He is calling on Christians to understand that politics will not restore us---its not about politics, but "as Christians we have a moral responsibility to vote by biblical worldviews."
He is saying there are two reasons why Christian leaders or the pastors would be silent, theologically speaking.
"Sin or fear." Or both.
He is telling pastors, "Whenever there is sin, because we lack the moral imperative or authority, we are quiet. Sin removes or dilutes or hinders any sort of moral authority."
"The other reason," he says, "there's fear of losing followers, fear of losing income, fear of attracting negative media, being called names."
He says, "We can't drink the Kool-Aid that it's all love. We can love people to hell if we don't share the Truth...the gospel is Truth with love."
And that is what he believes people are looking for.
He shared the following in his sermon at the recent Hispanic Baptist Convention in Austin:
In 1917 Communist officials declared in St. Petersburg, Russia, that by the 21st century the entire world would embrace Communism, and the Christian faith would cease to exist. In the 1930s, the Nazi regime declared that they would outlast the followers of Jesus. In the 1960s, rock musicians — "We're more popular than Jesus now" — boasted that by the turn of the century they would receive more praise and adulation than the Father, Son, and Holy Ghost combined.
We are well into the 21st century. Lenin is entombed; the Third Reich is dead; The Beatles are gone, but the church of Jesus Christ is still alive and well! Why do we continue to grow, even in the midst of adversity and persecution? Simply stated, we thrive because we are centered. We are centered in a way no other movement can be. We have Christ as the center of our church.
Accordingly, the only agenda that can save America stems not from the donkey or the elephant, from the left or the right. But rather, the only agenda that can save our nation is none other than the agenda of the Lamb.
For the Agenda of the Lamb to go forward, we must secure the centrality of Christ. This we must do deliberately and consistently. On that first Good Friday, the cross of Christ stood high on Calvary, visible to all coming and going — inescapable, central.
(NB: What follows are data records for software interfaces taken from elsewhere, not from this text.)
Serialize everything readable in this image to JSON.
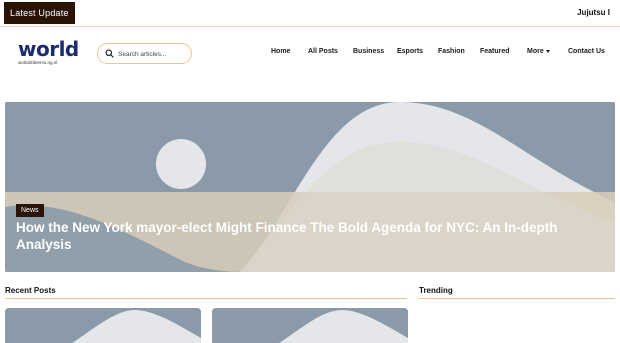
{
  "topbar": {
    "latest_label": "Latest Update",
    "ticker_text": "Jujutsu I"
  },
  "header": {
    "logo_text": "world",
    "logo_subtext": "worldofdeerns.ng.nl",
    "search_placeholder": "Search articles...",
    "nav": [
      {
        "label": "Home"
      },
      {
        "label": "All Posts"
      },
      {
        "label": "Business"
      },
      {
        "label": "Esports"
      },
      {
        "label": "Fashion"
      },
      {
        "label": "Featured"
      },
      {
        "label": "More"
      },
      {
        "label": "Contact Us"
      }
    ]
  },
  "hero": {
    "tag": "News",
    "title": "How the New York mayor-elect Might Finance The Bold Agenda for NYC: An In-depth Analysis"
  },
  "sections": {
    "recent_posts": "Recent Posts",
    "trending": "Trending"
  },
  "colors": {
    "accent_dark": "#2a1408",
    "border_accent": "#f0c58c",
    "placeholder_bg": "#8a9aa8",
    "placeholder_light": "#e4e6ea",
    "placeholder_sand": "#d8cdb8",
    "logo": "#1d2b6e"
  }
}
Jesus was not then and cannot be now on the periphery. Jesus is always central.
And in regards the current state of affairs in America, Rodriguez added: "When light stands near darkness, light prevails."